The Gist of this chapter is the self-evident truth that people have a tendency to exaggerate. If you rely on what people say that they do as opposed to what they actually do as a basis for your study, your study will be biased from the outset.
Chapter Two: The well-chosen average
When someone tells you that figure X is an "average", ask them "what average are you talking about?"
Is it the mean, median, mode or some other measure?
Chapter Three: The little figures that are not there
If you repeat your test enough times, you will eventually get the result you want through sheer chance alone. You then have the luxury of only publicising the cases where you achieved your desired results.
Chapter Four: Much ado about practically nothing
The IQ as a product of a sampling method has a statistical error. It could actually be the case that two individuals who are ranked differently in terms of IQ are no different in intellect, after accounting for these errors.
Chapter Five: The Gee-Whiz graph

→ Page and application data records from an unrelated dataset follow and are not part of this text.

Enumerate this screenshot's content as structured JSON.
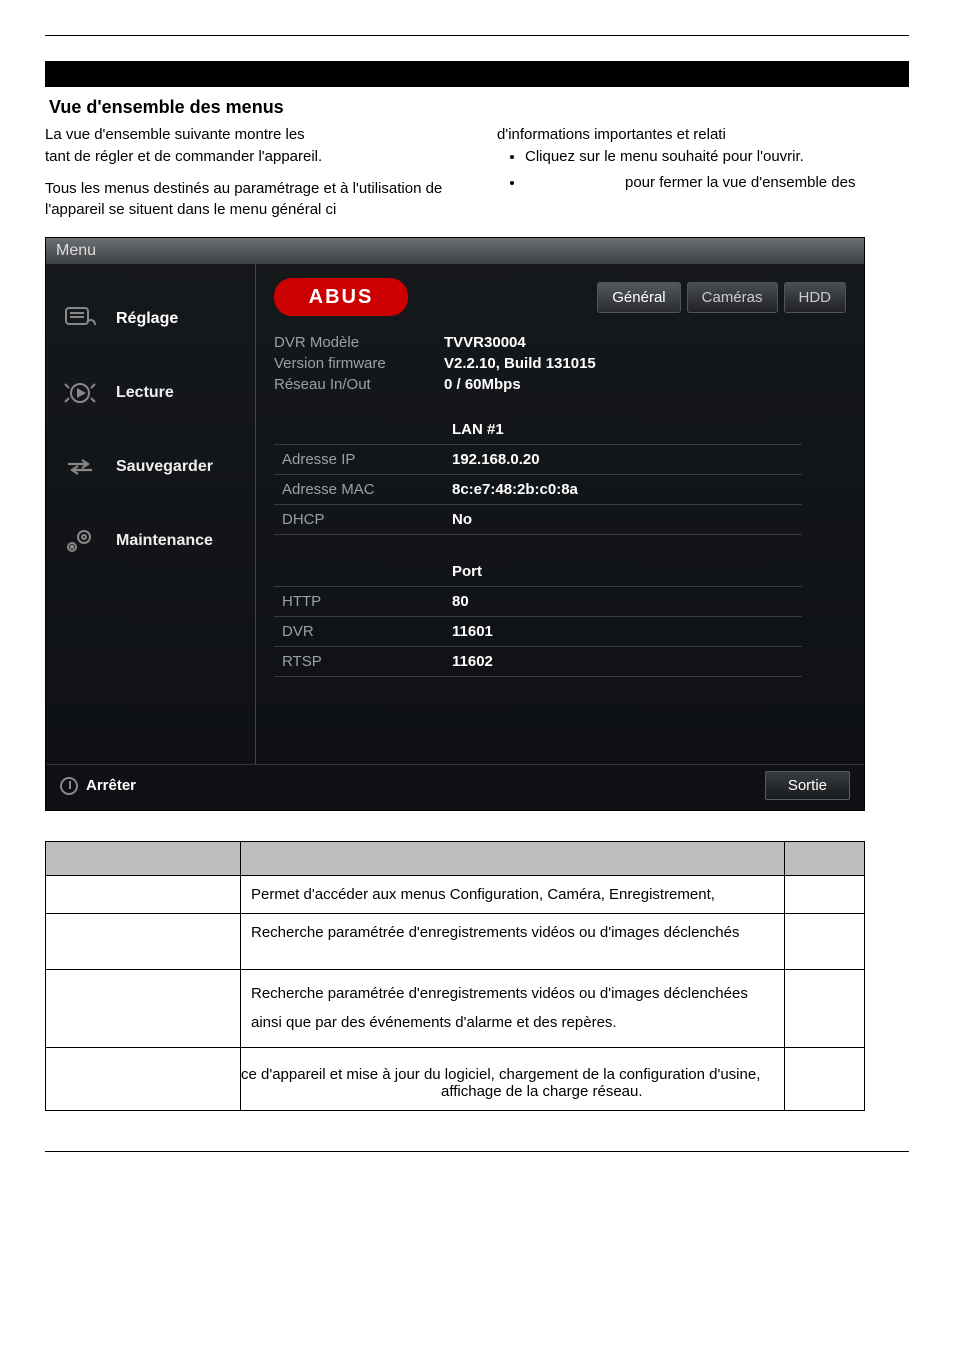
{
  "heading": "Vue d'ensemble des menus",
  "intro": {
    "p1": "La vue d'ensemble suivante montre les",
    "p2": "tant de régler et de commander l'appareil.",
    "p3": "Tous les menus destinés au paramétrage et à l'utilisation de l'appareil se situent dans le menu général ci",
    "p4": "d'informations importantes et relati",
    "b1": "Cliquez sur le menu souhaité pour l'ouvrir.",
    "b2": "pour fermer la vue d'ensemble des"
  },
  "dvr": {
    "title": "Menu",
    "logo": "ABUS",
    "tabs": {
      "general": "Général",
      "cameras": "Caméras",
      "hdd": "HDD"
    },
    "sidebar": {
      "settings": "Réglage",
      "playback": "Lecture",
      "backup": "Sauvegarder",
      "maintenance": "Maintenance"
    },
    "info": {
      "model_label": "DVR Modèle",
      "model_value": "TVVR30004",
      "fw_label": "Version firmware",
      "fw_value": "V2.2.10, Build 131015",
      "net_label": "Réseau In/Out",
      "net_value": "0 / 60Mbps"
    },
    "net_table": {
      "iface": "LAN #1",
      "ip_label": "Adresse IP",
      "ip_value": "192.168.0.20",
      "mac_label": "Adresse MAC",
      "mac_value": "8c:e7:48:2b:c0:8a",
      "dhcp_label": "DHCP",
      "dhcp_value": "No"
    },
    "port_table": {
      "port_header": "Port",
      "http_label": "HTTP",
      "http_value": "80",
      "dvr_label": "DVR",
      "dvr_value": "11601",
      "rtsp_label": "RTSP",
      "rtsp_value": "11602"
    },
    "footer": {
      "power": "Arrêter",
      "exit": "Sortie"
    }
  },
  "desc_table": {
    "r1": "Permet d'accéder aux menus Configuration, Caméra, Enregistrement,",
    "r2": "Recherche paramétrée d'enregistrements vidéos ou d'images déclenchés",
    "r3": "Recherche paramétrée d'enregistrements vidéos ou d'images déclenchées ainsi que par des événements d'alarme et des repères.",
    "r4": "ce d'appareil et mise à jour du logiciel, chargement de la configuration d'usine, affichage de la charge réseau."
  }
}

If you want to make your argument more "convincing", just play around with your graphs.
For instance, if you want to exaggerate a trend line- just change the scale on the Y axis.

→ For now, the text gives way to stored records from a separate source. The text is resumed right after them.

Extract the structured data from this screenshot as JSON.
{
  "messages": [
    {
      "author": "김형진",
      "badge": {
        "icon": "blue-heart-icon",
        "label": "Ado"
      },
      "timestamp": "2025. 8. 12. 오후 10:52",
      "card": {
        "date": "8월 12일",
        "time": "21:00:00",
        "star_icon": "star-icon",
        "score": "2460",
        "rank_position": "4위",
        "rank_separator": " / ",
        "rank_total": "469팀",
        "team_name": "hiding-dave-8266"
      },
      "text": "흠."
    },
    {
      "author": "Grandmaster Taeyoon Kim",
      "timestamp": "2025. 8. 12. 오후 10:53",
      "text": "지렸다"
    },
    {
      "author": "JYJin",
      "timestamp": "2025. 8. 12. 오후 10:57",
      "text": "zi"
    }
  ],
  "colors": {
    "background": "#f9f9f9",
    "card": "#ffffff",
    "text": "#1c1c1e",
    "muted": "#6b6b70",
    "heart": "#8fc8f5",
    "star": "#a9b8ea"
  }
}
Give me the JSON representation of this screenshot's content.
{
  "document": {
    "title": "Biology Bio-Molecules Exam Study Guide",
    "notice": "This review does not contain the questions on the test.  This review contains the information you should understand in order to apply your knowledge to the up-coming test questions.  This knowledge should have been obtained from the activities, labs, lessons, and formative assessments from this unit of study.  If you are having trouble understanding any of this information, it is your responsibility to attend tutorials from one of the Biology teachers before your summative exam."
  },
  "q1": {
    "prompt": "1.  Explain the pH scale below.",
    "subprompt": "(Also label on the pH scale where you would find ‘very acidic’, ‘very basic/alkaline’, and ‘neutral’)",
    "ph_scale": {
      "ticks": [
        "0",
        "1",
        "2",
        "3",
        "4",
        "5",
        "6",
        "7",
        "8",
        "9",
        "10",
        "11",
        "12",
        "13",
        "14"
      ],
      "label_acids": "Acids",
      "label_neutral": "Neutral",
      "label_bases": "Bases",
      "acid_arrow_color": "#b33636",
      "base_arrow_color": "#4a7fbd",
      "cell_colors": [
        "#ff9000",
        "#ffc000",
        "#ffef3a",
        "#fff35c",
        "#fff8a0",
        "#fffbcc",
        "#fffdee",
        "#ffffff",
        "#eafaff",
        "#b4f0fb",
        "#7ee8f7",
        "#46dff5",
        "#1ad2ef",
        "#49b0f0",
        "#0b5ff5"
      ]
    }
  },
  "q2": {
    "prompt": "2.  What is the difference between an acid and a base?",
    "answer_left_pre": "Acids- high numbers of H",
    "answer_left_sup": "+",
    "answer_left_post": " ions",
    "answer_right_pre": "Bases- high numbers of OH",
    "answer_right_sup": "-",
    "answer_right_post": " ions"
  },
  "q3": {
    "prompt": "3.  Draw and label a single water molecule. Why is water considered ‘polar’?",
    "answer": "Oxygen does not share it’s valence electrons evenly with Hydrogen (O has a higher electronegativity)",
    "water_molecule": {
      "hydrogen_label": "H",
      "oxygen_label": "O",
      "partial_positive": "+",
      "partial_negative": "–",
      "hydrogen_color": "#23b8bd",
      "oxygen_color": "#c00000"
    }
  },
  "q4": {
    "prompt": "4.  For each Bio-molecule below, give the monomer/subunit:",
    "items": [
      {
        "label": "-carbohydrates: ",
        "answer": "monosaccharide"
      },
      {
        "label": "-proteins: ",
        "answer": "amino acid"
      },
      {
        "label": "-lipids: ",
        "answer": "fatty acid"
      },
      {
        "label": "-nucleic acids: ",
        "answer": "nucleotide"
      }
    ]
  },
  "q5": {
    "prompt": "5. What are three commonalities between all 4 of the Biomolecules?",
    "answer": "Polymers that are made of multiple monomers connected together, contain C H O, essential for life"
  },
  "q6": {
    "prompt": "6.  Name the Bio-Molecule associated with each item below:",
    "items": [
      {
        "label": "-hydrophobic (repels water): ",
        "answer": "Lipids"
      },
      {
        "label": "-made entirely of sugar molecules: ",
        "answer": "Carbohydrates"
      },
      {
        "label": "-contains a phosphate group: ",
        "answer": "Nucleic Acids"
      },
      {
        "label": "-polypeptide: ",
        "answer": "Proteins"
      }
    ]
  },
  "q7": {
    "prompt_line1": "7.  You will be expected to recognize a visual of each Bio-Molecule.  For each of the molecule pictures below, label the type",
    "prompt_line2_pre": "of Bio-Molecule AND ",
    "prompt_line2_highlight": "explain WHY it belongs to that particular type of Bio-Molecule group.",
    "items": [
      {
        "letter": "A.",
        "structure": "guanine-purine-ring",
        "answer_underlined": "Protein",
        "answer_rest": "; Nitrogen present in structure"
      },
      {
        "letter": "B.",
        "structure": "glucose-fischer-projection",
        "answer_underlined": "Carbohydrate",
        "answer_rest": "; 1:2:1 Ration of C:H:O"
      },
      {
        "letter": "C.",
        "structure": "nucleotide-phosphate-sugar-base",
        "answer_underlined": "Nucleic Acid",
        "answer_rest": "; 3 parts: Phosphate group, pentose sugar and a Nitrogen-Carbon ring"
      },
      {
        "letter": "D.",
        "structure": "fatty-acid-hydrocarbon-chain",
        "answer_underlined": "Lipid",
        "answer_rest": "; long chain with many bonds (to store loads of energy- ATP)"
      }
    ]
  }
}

Chapter Six: The One-Dimensional picture
This is quite similar to chapter five but Huff talks about how we can use images instead of graphs in order to overstate reality.
Chapter Seven: The Semi attached figure
You can't prove that your breakthrough medicine cures colds, but you can show that it kills 30,000 germs in 11 seconds whilst ignoring that the effects inside of a test tube are not necessarily the same as what happens within the human throat.
Chapter Eight: Post Hoc rides again
Correlation does not equal causation.
Chapter Nine: How to Statisticulate
Huff coins this term which is a combination of the words "statistical" and "manipulation".
Huff shows how those within a position of power can use statistics to manipulate the public. Huff asks the question: "When has a union ever employed a statistician so incompetent that he made labor's case out weaker than it was?"
In short, as long as the "errors" remain one sided it is not easy to attribute them to accident.
Chapter Ten: How to talk back to a statistic
Much like a retired magician who exposes secrets about the "magical" industry, Huff arms the reader with the tools needed to see through statistical manipulation.
on 22 April 2004
The worst part of this book is the cover - it nearly stopped myundergraduate son from reading it! I had remembered it from my ownundergrad days. I bought it to re-read on holiday - yes, it IS that easyto read - and my son sneered as he walked by.
So I engaged him in debate, using one of the examples from the book. Badmistake. I didn't see the book again for the next two days; it's slim butvery thought provoking so he'd read a bit and come and argue with me aboutit. He nearly damn stole the book at the end of our break.
Everyone should read this book in young adulthood.